PROBLEM TO WORK ON: Return the entries exactly. Images are not part of the copy.

(Data records)
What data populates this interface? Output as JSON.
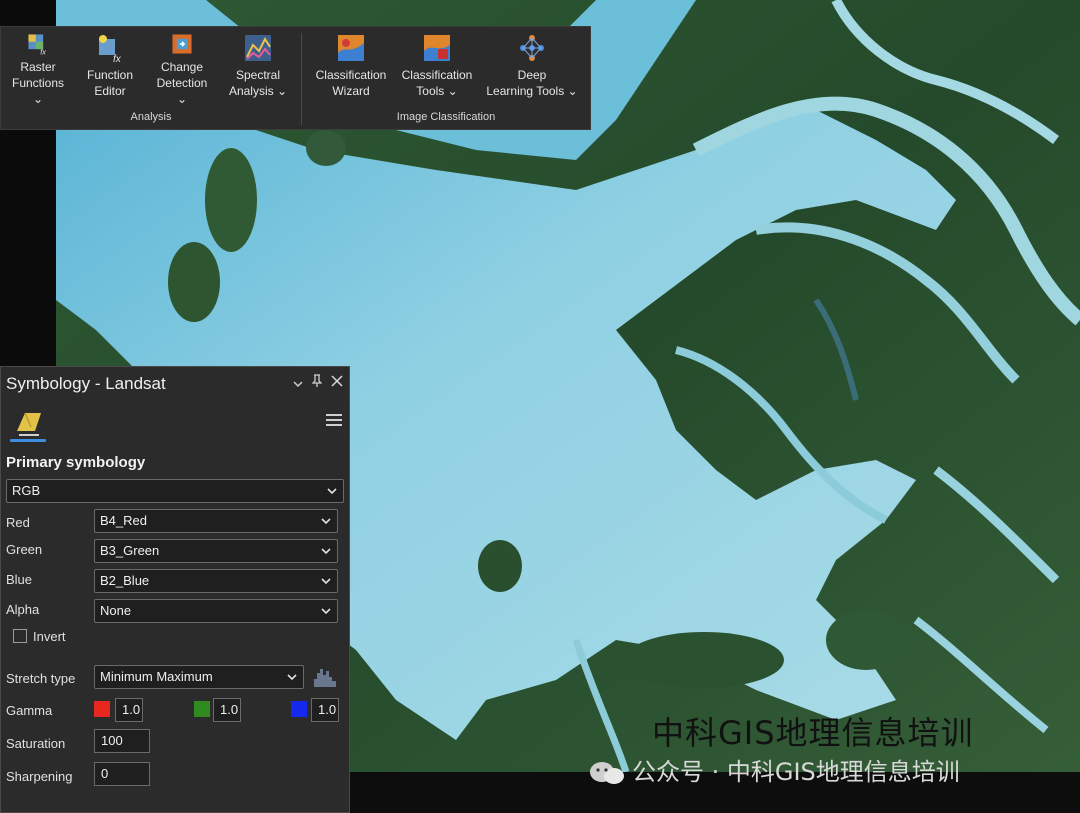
{
  "ribbon": {
    "groups": [
      {
        "label": "Analysis"
      },
      {
        "label": "Image Classification"
      }
    ],
    "buttons": [
      {
        "line1": "Raster",
        "line2": "Functions ⌄",
        "icon": "raster-functions-icon"
      },
      {
        "line1": "Function",
        "line2": "Editor",
        "icon": "function-editor-icon"
      },
      {
        "line1": "Change",
        "line2": "Detection ⌄",
        "icon": "change-detection-icon"
      },
      {
        "line1": "Spectral",
        "line2": "Analysis ⌄",
        "icon": "spectral-analysis-icon"
      },
      {
        "line1": "Classification",
        "line2": "Wizard",
        "icon": "classification-wizard-icon"
      },
      {
        "line1": "Classification",
        "line2": "Tools ⌄",
        "icon": "classification-tools-icon"
      },
      {
        "line1": "Deep",
        "line2": "Learning Tools ⌄",
        "icon": "deep-learning-icon"
      }
    ]
  },
  "pane": {
    "title": "Symbology - Landsat",
    "primary_heading": "Primary symbology",
    "renderer": "RGB",
    "bands": {
      "red_label": "Red",
      "red_value": "B4_Red",
      "green_label": "Green",
      "green_value": "B3_Green",
      "blue_label": "Blue",
      "blue_value": "B2_Blue",
      "alpha_label": "Alpha",
      "alpha_value": "None"
    },
    "invert_label": "Invert",
    "stretch_label": "Stretch type",
    "stretch_value": "Minimum Maximum",
    "gamma_label": "Gamma",
    "gamma_red": "1.0",
    "gamma_green": "1.0",
    "gamma_blue": "1.0",
    "saturation_label": "Saturation",
    "saturation_value": "100",
    "sharpening_label": "Sharpening",
    "sharpening_value": "0",
    "colors": {
      "red": "#e8281e",
      "green": "#2f8a1f",
      "blue": "#1428f0"
    }
  },
  "watermark": {
    "main": "中科GIS地理信息培训",
    "line": "公众号 · 中科GIS地理信息培训"
  }
}
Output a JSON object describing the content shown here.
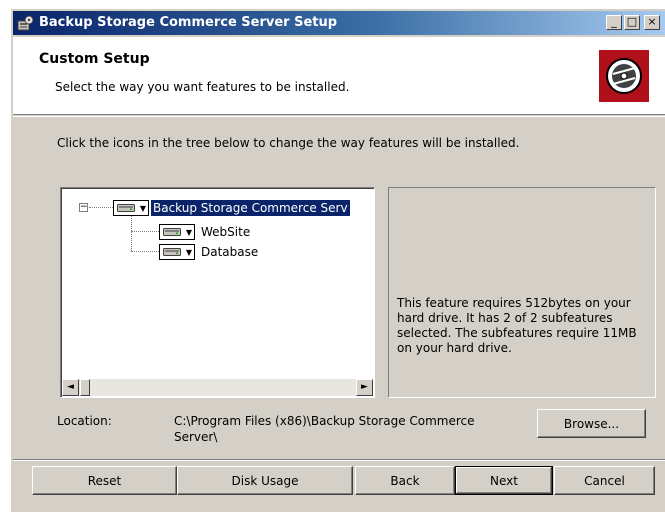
{
  "window": {
    "title": "Backup Storage Commerce Server Setup",
    "controls": {
      "minimize": "_",
      "maximize": "□",
      "close": "×"
    }
  },
  "banner": {
    "title": "Custom Setup",
    "subtitle": "Select the way you want features to be installed.",
    "icon": "disc-icon",
    "icon_color": "#b0101a"
  },
  "instruction": "Click the icons in the tree below to change the way features will be installed.",
  "tree": {
    "root": {
      "label": "Backup Storage Commerce Serv",
      "icon": "hard-drive-icon",
      "expander": "−"
    },
    "children": [
      {
        "label": "WebSite",
        "icon": "hard-drive-icon"
      },
      {
        "label": "Database",
        "icon": "hard-drive-icon"
      }
    ],
    "scroll_left": "◄",
    "scroll_right": "►"
  },
  "description": "This feature requires 512bytes on your hard drive. It has 2 of 2 subfeatures selected. The subfeatures require 11MB on your hard drive.",
  "location": {
    "label": "Location:",
    "path": "C:\\Program Files (x86)\\Backup Storage Commerce Server\\"
  },
  "buttons": {
    "browse": "Browse...",
    "reset": "Reset",
    "disk_usage": "Disk Usage",
    "back": "Back",
    "next": "Next",
    "cancel": "Cancel"
  },
  "colors": {
    "titlebar_start": "#0a246a",
    "titlebar_end": "#a6caf0",
    "dialog_bg": "#d4d0c8",
    "selection": "#0a246a"
  }
}
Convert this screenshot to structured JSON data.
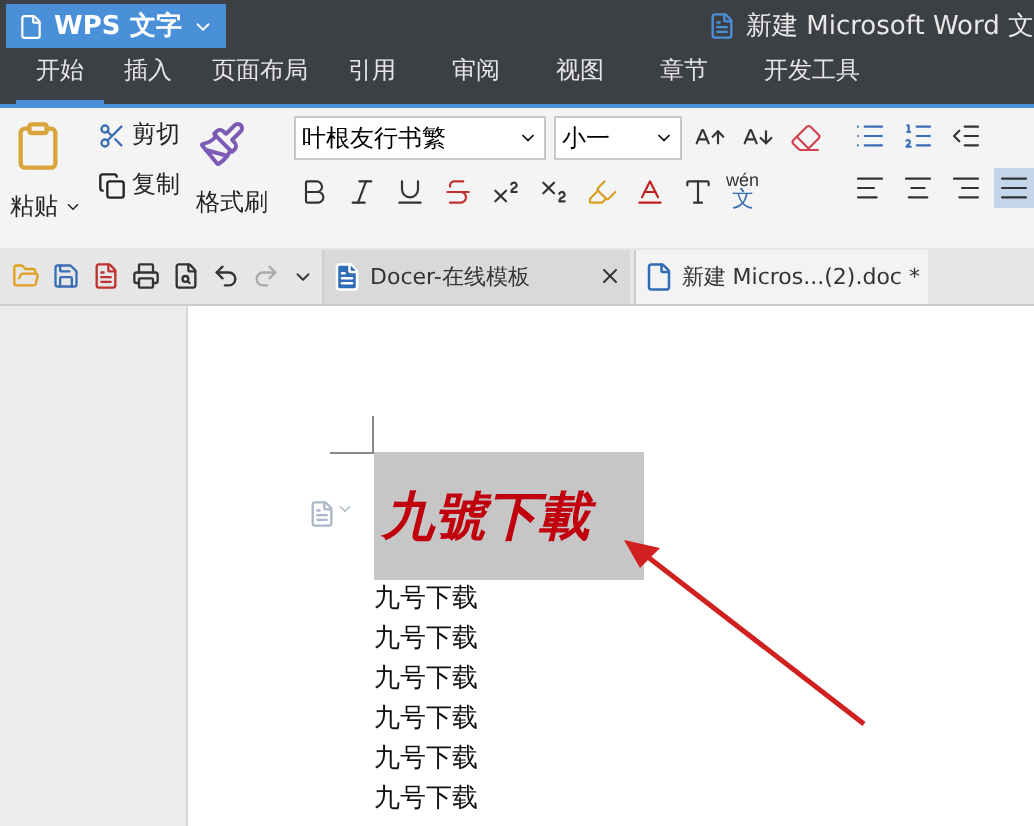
{
  "app_menu": {
    "label": "WPS 文字"
  },
  "window": {
    "title": "新建 Microsoft Word 文"
  },
  "tabs": [
    {
      "label": "开始",
      "selected": true
    },
    {
      "label": "插入",
      "selected": false
    },
    {
      "label": "页面布局",
      "selected": false
    },
    {
      "label": "引用",
      "selected": false
    },
    {
      "label": "审阅",
      "selected": false
    },
    {
      "label": "视图",
      "selected": false
    },
    {
      "label": "章节",
      "selected": false
    },
    {
      "label": "开发工具",
      "selected": false
    }
  ],
  "ribbon": {
    "paste": "粘贴",
    "cut": "剪切",
    "copy": "复制",
    "format_painter": "格式刷",
    "font": "叶根友行书繁",
    "size": "小一",
    "phonetic_top": "wén",
    "phonetic_bottom": "文",
    "alignments": [
      {
        "kind": "left",
        "selected": false
      },
      {
        "kind": "center",
        "selected": false
      },
      {
        "kind": "right",
        "selected": false
      },
      {
        "kind": "justify",
        "selected": true
      }
    ]
  },
  "doc_tabs": [
    {
      "label": "Docer-在线模板",
      "kind": "docer",
      "selected": false
    },
    {
      "label": "新建 Micros...(2).doc *",
      "kind": "word",
      "selected": true
    }
  ],
  "document": {
    "heading": {
      "text": "九號下載",
      "selected": true
    },
    "lines": [
      "九号下载",
      "九号下载",
      "九号下载",
      "九号下载",
      "九号下载",
      "九号下载"
    ]
  }
}
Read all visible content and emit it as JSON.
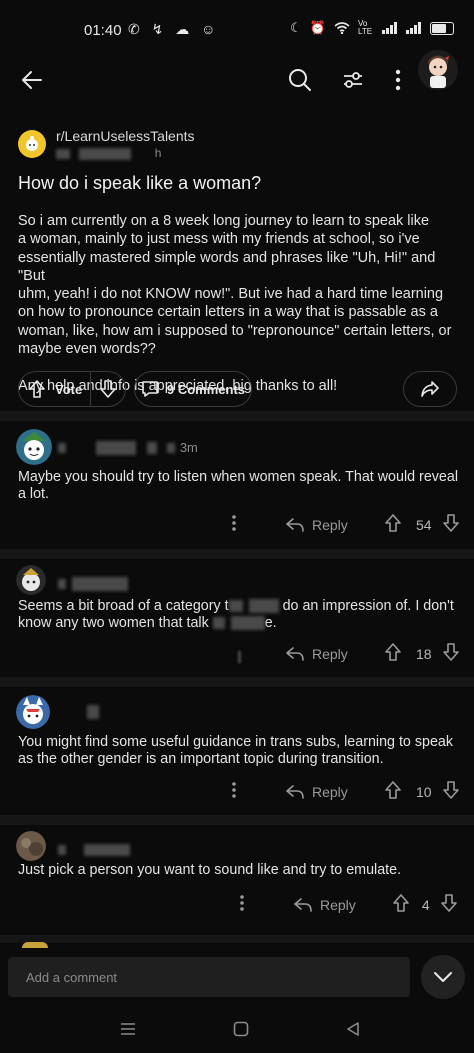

EXERCISE RESPONSE:
What data populates this interface? Output as JSON.
{
  "ribbon": {
    "groups": [
      {
        "label": "Analysis"
      },
      {
        "label": "Image Classification"
      }
    ],
    "buttons": [
      {
        "line1": "Raster",
        "line2": "Functions ⌄",
        "icon": "raster-functions-icon"
      },
      {
        "line1": "Function",
        "line2": "Editor",
        "icon": "function-editor-icon"
      },
      {
        "line1": "Change",
        "line2": "Detection ⌄",
        "icon": "change-detection-icon"
      },
      {
        "line1": "Spectral",
        "line2": "Analysis ⌄",
        "icon": "spectral-analysis-icon"
      },
      {
        "line1": "Classification",
        "line2": "Wizard",
        "icon": "classification-wizard-icon"
      },
      {
        "line1": "Classification",
        "line2": "Tools ⌄",
        "icon": "classification-tools-icon"
      },
      {
        "line1": "Deep",
        "line2": "Learning Tools ⌄",
        "icon": "deep-learning-icon"
      }
    ]
  },
  "pane": {
    "title": "Symbology - Landsat",
    "primary_heading": "Primary symbology",
    "renderer": "RGB",
    "bands": {
      "red_label": "Red",
      "red_value": "B4_Red",
      "green_label": "Green",
      "green_value": "B3_Green",
      "blue_label": "Blue",
      "blue_value": "B2_Blue",
      "alpha_label": "Alpha",
      "alpha_value": "None"
    },
    "invert_label": "Invert",
    "stretch_label": "Stretch type",
    "stretch_value": "Minimum Maximum",
    "gamma_label": "Gamma",
    "gamma_red": "1.0",
    "gamma_green": "1.0",
    "gamma_blue": "1.0",
    "saturation_label": "Saturation",
    "saturation_value": "100",
    "sharpening_label": "Sharpening",
    "sharpening_value": "0",
    "colors": {
      "red": "#e8281e",
      "green": "#2f8a1f",
      "blue": "#1428f0"
    }
  },
  "watermark": {
    "main": "中科GIS地理信息培训",
    "line": "公众号 · 中科GIS地理信息培训"
  }
}
Output a JSON object describing the content shown here.
{
  "window": {
    "title": "Backup Storage Commerce Server Setup",
    "controls": {
      "minimize": "_",
      "maximize": "□",
      "close": "×"
    }
  },
  "banner": {
    "title": "Custom Setup",
    "subtitle": "Select the way you want features to be installed.",
    "icon": "disc-icon",
    "icon_color": "#b0101a"
  },
  "instruction": "Click the icons in the tree below to change the way features will be installed.",
  "tree": {
    "root": {
      "label": "Backup Storage Commerce Serv",
      "icon": "hard-drive-icon",
      "expander": "−"
    },
    "children": [
      {
        "label": "WebSite",
        "icon": "hard-drive-icon"
      },
      {
        "label": "Database",
        "icon": "hard-drive-icon"
      }
    ],
    "scroll_left": "◄",
    "scroll_right": "►"
  },
  "description": "This feature requires 512bytes on your hard drive. It has 2 of 2 subfeatures selected. The subfeatures require 11MB on your hard drive.",
  "location": {
    "label": "Location:",
    "path": "C:\\Program Files (x86)\\Backup Storage Commerce Server\\"
  },
  "buttons": {
    "browse": "Browse...",
    "reset": "Reset",
    "disk_usage": "Disk Usage",
    "back": "Back",
    "next": "Next",
    "cancel": "Cancel"
  },
  "colors": {
    "titlebar_start": "#0a246a",
    "titlebar_end": "#a6caf0",
    "dialog_bg": "#d4d0c8",
    "selection": "#0a246a"
  }
}
Convert this screenshot to structured JSON data.
{
  "app_menu": {
    "label": "WPS 文字"
  },
  "window": {
    "title": "新建 Microsoft Word 文"
  },
  "tabs": [
    {
      "label": "开始",
      "selected": true
    },
    {
      "label": "插入",
      "selected": false
    },
    {
      "label": "页面布局",
      "selected": false
    },
    {
      "label": "引用",
      "selected": false
    },
    {
      "label": "审阅",
      "selected": false
    },
    {
      "label": "视图",
      "selected": false
    },
    {
      "label": "章节",
      "selected": false
    },
    {
      "label": "开发工具",
      "selected": false
    }
  ],
  "ribbon": {
    "paste": "粘贴",
    "cut": "剪切",
    "copy": "复制",
    "format_painter": "格式刷",
    "font": "叶根友行书繁",
    "size": "小一",
    "phonetic_top": "wén",
    "phonetic_bottom": "文",
    "alignments": [
      {
        "kind": "left",
        "selected": false
      },
      {
        "kind": "center",
        "selected": false
      },
      {
        "kind": "right",
        "selected": false
      },
      {
        "kind": "justify",
        "selected": true
      }
    ]
  },
  "doc_tabs": [
    {
      "label": "Docer-在线模板",
      "kind": "docer",
      "selected": false
    },
    {
      "label": "新建 Micros...(2).doc *",
      "kind": "word",
      "selected": true
    }
  ],
  "document": {
    "heading": {
      "text": "九號下載",
      "selected": true
    },
    "lines": [
      "九号下载",
      "九号下载",
      "九号下载",
      "九号下载",
      "九号下载",
      "九号下载"
    ]
  }
}
Read all visible content and emit it as JSON.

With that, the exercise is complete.